Behold, a Lump of Deformity
Swift, of course, was an unrepentant misanthropist whose four-part 18th century novel etched a sharp-witted satire upon the hypocrisy of human nature and its justifications for a multitude of atrocities against fellow man. Now, director Rob Letterman (Monsters vs. Aliens, where size truly was the name of the game) has taken the basic visual from the sketch, dropped the satire, and merely helmed an unintentional mockery of 3D effects set against a green screen. To be completely fair, the movie also borrows the bit from the book where Gulliver puts out a fire with a river of urine, so I suppose that it's not a complete wash.
Nightmare city, folks.
Now, Swift's Gulliver (who was a husband and father) was certainly no hero, but his general lack of ambition and overriding sense of inertia communicated the individual's alienation from English society. In the movie, Gulliver is initially portrayed as the clichéd lazy mailroom worker, but it turns out that he's quite motivated by one thing in life: the quest to get laid. As a lowly employee of the New York Times, Gulliver will do anything to impress travel writer Darcy Silverman (Amanda Peet), who decides to take a gamble and send Gulliver on a writing assignment in the Bermuda Triangle, where he encounters a storm and wakes up in the infamous Lilliputian beach scene. From that point on, the movie is a series of sight gags to reenforce the "He's really big" and "They're really small" concepts. Naturally, the film dumps the novel's complex structure (wherein Gulliver returns home before embarking upon each leg of his journey) in favor of condensing everything into one long voyage where the emphasis rests with the titular character's time among the wee people, where he's initially feared but then elevated to a godlike status and even serves as the primary weapon against the Blefuscudian navy.

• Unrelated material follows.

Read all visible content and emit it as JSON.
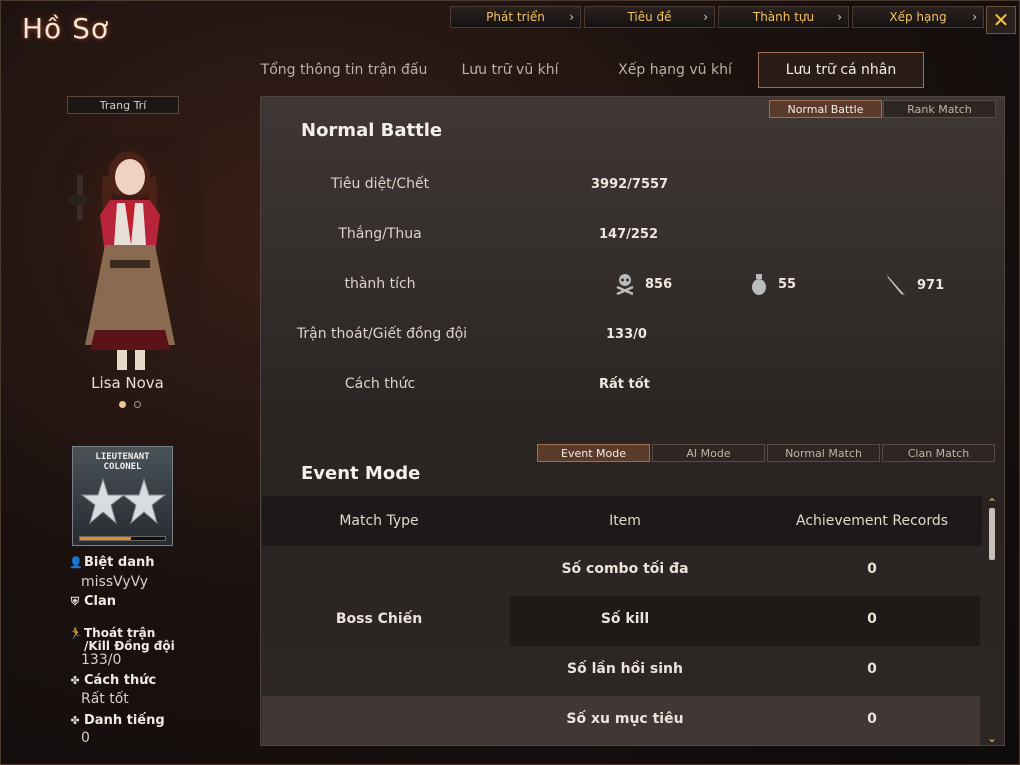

Naturally, Gulliver eventually wears out his welcome and is forced to leave the Lilliputians, which creates a strong feeling of empathy within all audience members who've long since grown tired of Black.
As an on-screen presence, Jack Black is always overbearing; even when he's merely invisible voice talent (Kung Fu Panda), subtlety has never been one of his strengths. So Black's presence in a movie where he's the biggest thing around (most of the time, anyway) is just too much. That is, unless Black is your particular cuppa; in that case and by all means, feel free to buy at ticket to watch the schlub who already saw fit to remove his shirt once (Nacho Libre) now does so in 3D. The effect of fitting a monstrous Black into the frame with the Lilliputians is not awe-inspiring but simply nauseating. When Gulliver is banished, the tale moves onto Brobdingnag, where Gulliver is the small one among giants. Yet, somehow, a Lilliputian has tagged along for comparative purposes, and the resulting long shot is a cheap-looking one that nicely summarizes the entire feel of the movie as one big (emphasis on the "big") gimmick.
Then again, fans of Black's schtick will appreciate his repeat performance of mugging for the camera. Presumably, Black was cast for both his size and his pluckiness, the latter of which would ideally amuse the kiddies. For the adults, there are pop culture references galore, which include Gulliver's self-embellishment through Star Wars lore and the Prince lyrics that Gulliver uses to help humble commoner Horatio (Jason Segel) court Princess Mary (Emily Blunt). If the very presence of Segel and Blunt isn't enough to cause a double dose of sorrow, well, Billy Connelly also comes along for the ride as King Theodore. (Apparently, the shame of Boondock Saints II: All Saint's Day just wasn't enough, eh?) Forgive me for mentally checking out on this one, but at a certain point, hot-chick Darcy crosses over into the new dimension, and a tiny man disappears into Jack Black's butt crack. That pretty much says it all in regard to Gulliver's Travels.
Agent Bedhead lives in Tulsa, Oklahoma. She and her little black heart can be found at agentbedhead.com.